According to PHW figures, there were 11 confirmed new Covid-19 cases in Anglesey on Wednesday and 11 more on Thursday - the most in any Welsh county on both days.
The health minister said he was "concerned" the outbreak would lead to more cases.
"Given that this is a closed setting in which these people would have been working, I'm obviously concerned that we may well see more confirmed cases of coronavirus," Mr Gething told the Welsh government's daily briefing.
He added the outbreak showed "that even with a low prevalence of coronavirus, it hasn't gone."
"It also reiterates the importance of our test, trace, protect system - and that people really do need to follow the advice that they're given on getting a test, and on self isolating."
PHW said it was "working in partnership" with 2 Sisters, Anglesey council, Betsi Cadwaladr University Health Board, the Health and Safety Executive and the Food Standards Agency to "manage the incident".
"We are working in close collaboration with the employer and Anglesey council, and our priority is to bring this outbreak to a swift conclusion," said Christopher Johnson.
Is food safe?
The Food Standards Agency said it was "very unlikely you can catch coronavirus from food" as the virus is a respiratory illness.
The agency's Caroline Kitson said the virus was "not known to be transmitted by exposure to food or food packaging".
Social distancing 'virtually impossible'
Paddy McNaught, the regional organiser for the union Unite, said the number of cases of coronavirus at the Anglesey factory had risen "significantly" in the past few days.
"In fairness, the company, they have tried to work with us to provide a safe working environment, where social distancing - as best as it can - takes place," he said.
But he said production line work at the plant meant adhering to the distancing rule had been "virtually impossible" and there had been the "usual" concerns from staff about "social distancing and face masks".
He added that the union would be working with the company to make sure the factory had a professional deep clean before workers were allowed back at the site.
In Wales, employers are required by law to do everything they can to make sure workers can socially distance while in the workplace, or face a fine of up to £120.
Wales TUC general secretary Shavanah Taj said she was "alarmed to see a pattern of workplace outbreaks in food manufacturing".
"We've had long-held concerns about health and safety in this industry during the crisis and the risks posed to these key workers, who are employed in an industry with some of the lowest rates of average pay," she said.
Some of the biggest outbreaks of Covid-19 worldwide have been in meat processing factories and slaughterhouses.
In Ireland for example, a special national outbreak team has been put in place to deal with the large number of clusters at meat plants.
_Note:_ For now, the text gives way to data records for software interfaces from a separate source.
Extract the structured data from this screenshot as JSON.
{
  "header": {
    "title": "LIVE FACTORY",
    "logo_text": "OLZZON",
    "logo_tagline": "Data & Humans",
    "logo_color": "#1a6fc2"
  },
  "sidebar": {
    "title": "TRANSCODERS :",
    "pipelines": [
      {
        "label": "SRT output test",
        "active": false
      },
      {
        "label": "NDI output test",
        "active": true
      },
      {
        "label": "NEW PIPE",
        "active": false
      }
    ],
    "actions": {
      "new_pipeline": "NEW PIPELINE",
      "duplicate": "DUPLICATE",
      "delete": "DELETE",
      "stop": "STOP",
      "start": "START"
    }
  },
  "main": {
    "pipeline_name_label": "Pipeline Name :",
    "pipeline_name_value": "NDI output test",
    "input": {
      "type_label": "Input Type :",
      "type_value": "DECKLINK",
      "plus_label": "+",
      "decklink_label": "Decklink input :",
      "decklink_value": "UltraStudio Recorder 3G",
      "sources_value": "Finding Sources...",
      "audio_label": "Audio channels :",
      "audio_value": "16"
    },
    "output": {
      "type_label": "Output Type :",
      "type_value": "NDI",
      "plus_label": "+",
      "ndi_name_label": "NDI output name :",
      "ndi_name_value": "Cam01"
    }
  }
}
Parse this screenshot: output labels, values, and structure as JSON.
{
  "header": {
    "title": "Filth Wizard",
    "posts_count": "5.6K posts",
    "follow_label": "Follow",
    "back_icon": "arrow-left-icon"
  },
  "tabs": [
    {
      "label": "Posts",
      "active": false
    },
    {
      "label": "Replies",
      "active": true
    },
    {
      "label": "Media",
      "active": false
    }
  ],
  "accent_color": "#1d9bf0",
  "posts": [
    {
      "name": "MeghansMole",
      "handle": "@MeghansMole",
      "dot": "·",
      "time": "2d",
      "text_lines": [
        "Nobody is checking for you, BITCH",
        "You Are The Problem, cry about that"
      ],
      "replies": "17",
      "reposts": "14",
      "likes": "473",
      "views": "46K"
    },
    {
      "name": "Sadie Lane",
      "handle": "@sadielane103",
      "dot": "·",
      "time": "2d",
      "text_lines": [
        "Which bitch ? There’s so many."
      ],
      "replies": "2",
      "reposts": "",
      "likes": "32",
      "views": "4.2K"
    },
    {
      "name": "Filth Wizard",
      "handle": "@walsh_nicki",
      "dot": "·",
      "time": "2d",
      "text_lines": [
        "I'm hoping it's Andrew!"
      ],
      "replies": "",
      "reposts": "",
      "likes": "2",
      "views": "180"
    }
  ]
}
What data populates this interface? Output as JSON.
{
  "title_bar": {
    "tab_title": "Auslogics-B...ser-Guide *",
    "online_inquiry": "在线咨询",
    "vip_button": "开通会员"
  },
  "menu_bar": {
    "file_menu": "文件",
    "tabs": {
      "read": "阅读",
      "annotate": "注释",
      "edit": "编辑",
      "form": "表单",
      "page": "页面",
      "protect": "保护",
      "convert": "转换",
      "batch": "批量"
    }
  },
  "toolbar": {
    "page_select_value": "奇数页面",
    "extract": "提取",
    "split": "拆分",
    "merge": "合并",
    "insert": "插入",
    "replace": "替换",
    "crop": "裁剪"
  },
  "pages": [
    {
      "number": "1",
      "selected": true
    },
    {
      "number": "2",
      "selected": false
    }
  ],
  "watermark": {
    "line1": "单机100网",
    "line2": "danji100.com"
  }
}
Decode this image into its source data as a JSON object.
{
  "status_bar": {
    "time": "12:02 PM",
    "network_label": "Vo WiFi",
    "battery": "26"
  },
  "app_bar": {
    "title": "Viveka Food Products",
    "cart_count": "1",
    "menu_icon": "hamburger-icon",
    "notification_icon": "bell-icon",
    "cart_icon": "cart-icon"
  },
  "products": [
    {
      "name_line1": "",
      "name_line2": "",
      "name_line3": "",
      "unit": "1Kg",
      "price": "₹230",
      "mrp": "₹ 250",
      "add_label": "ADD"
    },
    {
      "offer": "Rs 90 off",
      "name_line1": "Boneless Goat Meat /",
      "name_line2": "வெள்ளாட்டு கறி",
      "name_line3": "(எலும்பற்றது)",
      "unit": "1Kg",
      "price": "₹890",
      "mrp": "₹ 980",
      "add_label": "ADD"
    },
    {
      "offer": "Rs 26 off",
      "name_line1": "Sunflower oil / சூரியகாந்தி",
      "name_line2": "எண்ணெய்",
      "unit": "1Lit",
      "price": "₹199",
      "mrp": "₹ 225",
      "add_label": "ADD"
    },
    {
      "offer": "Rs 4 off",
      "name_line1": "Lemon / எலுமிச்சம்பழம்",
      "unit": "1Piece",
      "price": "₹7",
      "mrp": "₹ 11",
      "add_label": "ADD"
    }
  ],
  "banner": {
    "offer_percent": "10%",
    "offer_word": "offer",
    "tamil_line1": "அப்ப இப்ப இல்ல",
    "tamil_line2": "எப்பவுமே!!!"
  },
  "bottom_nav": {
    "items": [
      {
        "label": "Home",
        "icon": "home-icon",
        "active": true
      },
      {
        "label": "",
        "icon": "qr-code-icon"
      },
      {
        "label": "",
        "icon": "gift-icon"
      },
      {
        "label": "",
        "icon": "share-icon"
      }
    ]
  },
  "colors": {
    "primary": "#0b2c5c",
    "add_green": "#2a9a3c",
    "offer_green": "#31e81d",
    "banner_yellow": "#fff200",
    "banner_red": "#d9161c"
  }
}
On Wednesday, thousands of people in Germany were told to quarantine after 650 workers tested positive for the virus at a meat processing plant.
There are various theories about why meat plants are particularly susceptible.
But a combination staff working in close proximity, doing very physical work, indoors in a cold environment where the virus is known to thrive are likely to be contributory factors.
What is certain is that 58 confirmed cases in a factory that employs around 560 staff will not only be a worry to the workers and their families but also to the wider community.
And of course the number is very likely to rise with all staff now being tested and their contacts traced.